>>
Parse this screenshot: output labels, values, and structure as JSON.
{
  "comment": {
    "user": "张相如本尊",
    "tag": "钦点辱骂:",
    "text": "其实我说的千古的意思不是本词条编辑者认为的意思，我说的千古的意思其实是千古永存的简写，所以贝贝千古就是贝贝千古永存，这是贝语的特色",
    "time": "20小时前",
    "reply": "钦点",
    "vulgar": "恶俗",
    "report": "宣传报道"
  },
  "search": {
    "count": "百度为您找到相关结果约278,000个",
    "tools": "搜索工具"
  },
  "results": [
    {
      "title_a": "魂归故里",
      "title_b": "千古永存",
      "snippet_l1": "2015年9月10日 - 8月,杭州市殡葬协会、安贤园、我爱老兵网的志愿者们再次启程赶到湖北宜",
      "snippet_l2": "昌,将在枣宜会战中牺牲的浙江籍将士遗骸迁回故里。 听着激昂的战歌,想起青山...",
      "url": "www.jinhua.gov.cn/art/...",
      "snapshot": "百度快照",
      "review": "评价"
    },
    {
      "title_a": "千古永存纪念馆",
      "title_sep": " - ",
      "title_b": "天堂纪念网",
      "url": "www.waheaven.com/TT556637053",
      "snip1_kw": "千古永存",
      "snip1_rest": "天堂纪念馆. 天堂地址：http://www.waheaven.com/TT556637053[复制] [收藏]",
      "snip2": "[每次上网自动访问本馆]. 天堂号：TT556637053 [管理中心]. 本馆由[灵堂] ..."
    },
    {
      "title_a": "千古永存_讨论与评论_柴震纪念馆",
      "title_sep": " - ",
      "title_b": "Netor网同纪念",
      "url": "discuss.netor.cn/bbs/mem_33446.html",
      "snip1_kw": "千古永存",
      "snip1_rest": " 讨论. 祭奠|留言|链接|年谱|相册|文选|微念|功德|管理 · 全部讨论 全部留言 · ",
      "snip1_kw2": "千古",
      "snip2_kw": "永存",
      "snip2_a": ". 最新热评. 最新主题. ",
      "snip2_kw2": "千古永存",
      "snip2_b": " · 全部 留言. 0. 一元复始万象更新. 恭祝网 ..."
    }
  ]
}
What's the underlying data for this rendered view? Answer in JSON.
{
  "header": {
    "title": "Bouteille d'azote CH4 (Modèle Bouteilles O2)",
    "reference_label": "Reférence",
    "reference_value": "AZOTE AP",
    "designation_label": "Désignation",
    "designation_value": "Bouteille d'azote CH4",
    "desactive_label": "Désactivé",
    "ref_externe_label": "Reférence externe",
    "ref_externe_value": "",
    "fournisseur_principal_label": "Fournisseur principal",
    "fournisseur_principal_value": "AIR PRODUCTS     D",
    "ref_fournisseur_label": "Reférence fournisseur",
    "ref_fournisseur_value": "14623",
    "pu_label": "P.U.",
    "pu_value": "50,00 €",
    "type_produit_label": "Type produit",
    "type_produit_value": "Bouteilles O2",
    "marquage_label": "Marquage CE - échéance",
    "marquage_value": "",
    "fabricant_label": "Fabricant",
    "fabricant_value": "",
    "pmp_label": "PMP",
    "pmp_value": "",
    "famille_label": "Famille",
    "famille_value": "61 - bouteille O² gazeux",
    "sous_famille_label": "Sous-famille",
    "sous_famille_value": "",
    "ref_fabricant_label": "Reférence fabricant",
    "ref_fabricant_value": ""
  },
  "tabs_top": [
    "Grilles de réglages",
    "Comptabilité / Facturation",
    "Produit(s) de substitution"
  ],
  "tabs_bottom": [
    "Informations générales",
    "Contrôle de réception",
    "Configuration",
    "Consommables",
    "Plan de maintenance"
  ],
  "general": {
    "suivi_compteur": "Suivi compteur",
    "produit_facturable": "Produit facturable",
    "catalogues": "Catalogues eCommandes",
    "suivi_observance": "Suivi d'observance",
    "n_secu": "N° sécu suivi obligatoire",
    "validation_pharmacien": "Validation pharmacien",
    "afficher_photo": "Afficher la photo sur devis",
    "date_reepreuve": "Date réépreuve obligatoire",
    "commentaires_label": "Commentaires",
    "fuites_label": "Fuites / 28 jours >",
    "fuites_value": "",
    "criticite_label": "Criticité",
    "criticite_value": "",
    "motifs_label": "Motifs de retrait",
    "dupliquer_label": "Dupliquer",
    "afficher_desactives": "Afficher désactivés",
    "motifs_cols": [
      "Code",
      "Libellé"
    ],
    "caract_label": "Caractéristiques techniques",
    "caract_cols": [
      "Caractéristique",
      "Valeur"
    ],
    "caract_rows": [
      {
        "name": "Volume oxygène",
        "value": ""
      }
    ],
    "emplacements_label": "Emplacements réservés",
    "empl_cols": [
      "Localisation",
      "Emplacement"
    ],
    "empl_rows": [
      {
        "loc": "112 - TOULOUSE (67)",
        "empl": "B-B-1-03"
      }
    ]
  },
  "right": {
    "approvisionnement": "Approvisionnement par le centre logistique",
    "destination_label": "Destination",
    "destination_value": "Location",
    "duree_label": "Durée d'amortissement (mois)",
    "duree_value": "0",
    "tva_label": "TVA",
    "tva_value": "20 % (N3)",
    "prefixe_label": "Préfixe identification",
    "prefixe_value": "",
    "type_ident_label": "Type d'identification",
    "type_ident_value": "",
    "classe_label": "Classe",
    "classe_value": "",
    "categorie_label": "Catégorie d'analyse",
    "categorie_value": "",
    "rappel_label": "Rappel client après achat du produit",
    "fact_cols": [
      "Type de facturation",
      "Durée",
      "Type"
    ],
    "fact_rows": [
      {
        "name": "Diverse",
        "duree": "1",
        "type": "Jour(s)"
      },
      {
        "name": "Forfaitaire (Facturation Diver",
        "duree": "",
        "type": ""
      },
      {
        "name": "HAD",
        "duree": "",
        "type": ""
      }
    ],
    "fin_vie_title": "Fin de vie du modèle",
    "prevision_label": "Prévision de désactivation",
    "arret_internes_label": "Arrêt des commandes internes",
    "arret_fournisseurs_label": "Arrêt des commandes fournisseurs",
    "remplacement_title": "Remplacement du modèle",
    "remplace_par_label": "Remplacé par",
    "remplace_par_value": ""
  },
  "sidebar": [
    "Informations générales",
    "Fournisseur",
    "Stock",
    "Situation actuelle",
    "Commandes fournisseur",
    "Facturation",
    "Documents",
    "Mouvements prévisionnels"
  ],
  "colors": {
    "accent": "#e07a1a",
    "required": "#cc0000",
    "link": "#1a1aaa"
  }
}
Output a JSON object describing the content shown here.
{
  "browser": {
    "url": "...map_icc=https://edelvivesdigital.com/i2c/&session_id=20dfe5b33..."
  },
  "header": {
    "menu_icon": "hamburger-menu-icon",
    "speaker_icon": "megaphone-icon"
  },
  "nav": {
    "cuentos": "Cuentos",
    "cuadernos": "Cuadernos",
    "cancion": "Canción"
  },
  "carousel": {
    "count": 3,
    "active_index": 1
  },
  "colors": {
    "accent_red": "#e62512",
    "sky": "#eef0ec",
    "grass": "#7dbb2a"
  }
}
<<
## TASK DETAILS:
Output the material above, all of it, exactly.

## ANSWER SECTION:
Parse this screenshot: output labels, values, and structure as JSON.
{
  "comment": {
    "user": "张相如本尊",
    "tag": "钦点辱骂:",
    "text": "其实我说的千古的意思不是本词条编辑者认为的意思，我说的千古的意思其实是千古永存的简写，所以贝贝千古就是贝贝千古永存，这是贝语的特色",
    "time": "20小时前",
    "reply": "钦点",
    "vulgar": "恶俗",
    "report": "宣传报道"
  },
  "search": {
    "count": "百度为您找到相关结果约278,000个",
    "tools": "搜索工具"
  },
  "results": [
    {
      "title_a": "魂归故里",
      "title_b": "千古永存",
      "snippet_l1": "2015年9月10日 - 8月,杭州市殡葬协会、安贤园、我爱老兵网的志愿者们再次启程赶到湖北宜",
      "snippet_l2": "昌,将在枣宜会战中牺牲的浙江籍将士遗骸迁回故里。 听着激昂的战歌,想起青山...",
      "url": "www.jinhua.gov.cn/art/...",
      "snapshot": "百度快照",
      "review": "评价"
    },
    {
      "title_a": "千古永存纪念馆",
      "title_sep": " - ",
      "title_b": "天堂纪念网",
      "url": "www.waheaven.com/TT556637053",
      "snip1_kw": "千古永存",
      "snip1_rest": "天堂纪念馆. 天堂地址：http://www.waheaven.com/TT556637053[复制] [收藏]",
      "snip2": "[每次上网自动访问本馆]. 天堂号：TT556637053 [管理中心]. 本馆由[灵堂] ..."
    },
    {
      "title_a": "千古永存_讨论与评论_柴震纪念馆",
      "title_sep": " - ",
      "title_b": "Netor网同纪念",
      "url": "discuss.netor.cn/bbs/mem_33446.html",
      "snip1_kw": "千古永存",
      "snip1_rest": " 讨论. 祭奠|留言|链接|年谱|相册|文选|微念|功德|管理 · 全部讨论 全部留言 · ",
      "snip1_kw2": "千古",
      "snip2_kw": "永存",
      "snip2_a": ". 最新热评. 最新主题. ",
      "snip2_kw2": "千古永存",
      "snip2_b": " · 全部 留言. 0. 一元复始万象更新. 恭祝网 ..."
    }
  ]
}
What's the underlying data for this rendered view? Answer in JSON.
{
  "header": {
    "title": "Bouteille d'azote CH4 (Modèle Bouteilles O2)",
    "reference_label": "Reférence",
    "reference_value": "AZOTE AP",
    "designation_label": "Désignation",
    "designation_value": "Bouteille d'azote CH4",
    "desactive_label": "Désactivé",
    "ref_externe_label": "Reférence externe",
    "ref_externe_value": "",
    "fournisseur_principal_label": "Fournisseur principal",
    "fournisseur_principal_value": "AIR PRODUCTS     D",
    "ref_fournisseur_label": "Reférence fournisseur",
    "ref_fournisseur_value": "14623",
    "pu_label": "P.U.",
    "pu_value": "50,00 €",
    "type_produit_label": "Type produit",
    "type_produit_value": "Bouteilles O2",
    "marquage_label": "Marquage CE - échéance",
    "marquage_value": "",
    "fabricant_label": "Fabricant",
    "fabricant_value": "",
    "pmp_label": "PMP",
    "pmp_value": "",
    "famille_label": "Famille",
    "famille_value": "61 - bouteille O² gazeux",
    "sous_famille_label": "Sous-famille",
    "sous_famille_value": "",
    "ref_fabricant_label": "Reférence fabricant",
    "ref_fabricant_value": ""
  },
  "tabs_top": [
    "Grilles de réglages",
    "Comptabilité / Facturation",
    "Produit(s) de substitution"
  ],
  "tabs_bottom": [
    "Informations générales",
    "Contrôle de réception",
    "Configuration",
    "Consommables",
    "Plan de maintenance"
  ],
  "general": {
    "suivi_compteur": "Suivi compteur",
    "produit_facturable": "Produit facturable",
    "catalogues": "Catalogues eCommandes",
    "suivi_observance": "Suivi d'observance",
    "n_secu": "N° sécu suivi obligatoire",
    "validation_pharmacien": "Validation pharmacien",
    "afficher_photo": "Afficher la photo sur devis",
    "date_reepreuve": "Date réépreuve obligatoire",
    "commentaires_label": "Commentaires",
    "fuites_label": "Fuites / 28 jours >",
    "fuites_value": "",
    "criticite_label": "Criticité",
    "criticite_value": "",
    "motifs_label": "Motifs de retrait",
    "dupliquer_label": "Dupliquer",
    "afficher_desactives": "Afficher désactivés",
    "motifs_cols": [
      "Code",
      "Libellé"
    ],
    "caract_label": "Caractéristiques techniques",
    "caract_cols": [
      "Caractéristique",
      "Valeur"
    ],
    "caract_rows": [
      {
        "name": "Volume oxygène",
        "value": ""
      }
    ],
    "emplacements_label": "Emplacements réservés",
    "empl_cols": [
      "Localisation",
      "Emplacement"
    ],
    "empl_rows": [
      {
        "loc": "112 - TOULOUSE (67)",
        "empl": "B-B-1-03"
      }
    ]
  },
  "right": {
    "approvisionnement": "Approvisionnement par le centre logistique",
    "destination_label": "Destination",
    "destination_value": "Location",
    "duree_label": "Durée d'amortissement (mois)",
    "duree_value": "0",
    "tva_label": "TVA",
    "tva_value": "20 % (N3)",
    "prefixe_label": "Préfixe identification",
    "prefixe_value": "",
    "type_ident_label": "Type d'identification",
    "type_ident_value": "",
    "classe_label": "Classe",
    "classe_value": "",
    "categorie_label": "Catégorie d'analyse",
    "categorie_value": "",
    "rappel_label": "Rappel client après achat du produit",
    "fact_cols": [
      "Type de facturation",
      "Durée",
      "Type"
    ],
    "fact_rows": [
      {
        "name": "Diverse",
        "duree": "1",
        "type": "Jour(s)"
      },
      {
        "name": "Forfaitaire (Facturation Diver",
        "duree": "",
        "type": ""
      },
      {
        "name": "HAD",
        "duree": "",
        "type": ""
      }
    ],
    "fin_vie_title": "Fin de vie du modèle",
    "prevision_label": "Prévision de désactivation",
    "arret_internes_label": "Arrêt des commandes internes",
    "arret_fournisseurs_label": "Arrêt des commandes fournisseurs",
    "remplacement_title": "Remplacement du modèle",
    "remplace_par_label": "Remplacé par",
    "remplace_par_value": ""
  },
  "sidebar": [
    "Informations générales",
    "Fournisseur",
    "Stock",
    "Situation actuelle",
    "Commandes fournisseur",
    "Facturation",
    "Documents",
    "Mouvements prévisionnels"
  ],
  "colors": {
    "accent": "#e07a1a",
    "required": "#cc0000",
    "link": "#1a1aaa"
  }
}
Output a JSON object describing the content shown here.
{
  "browser": {
    "url": "...map_icc=https://edelvivesdigital.com/i2c/&session_id=20dfe5b33..."
  },
  "header": {
    "menu_icon": "hamburger-menu-icon",
    "speaker_icon": "megaphone-icon"
  },
  "nav": {
    "cuentos": "Cuentos",
    "cuadernos": "Cuadernos",
    "cancion": "Canción"
  },
  "carousel": {
    "count": 3,
    "active_index": 1
  },
  "colors": {
    "accent_red": "#e62512",
    "sky": "#eef0ec",
    "grass": "#7dbb2a"
  }
}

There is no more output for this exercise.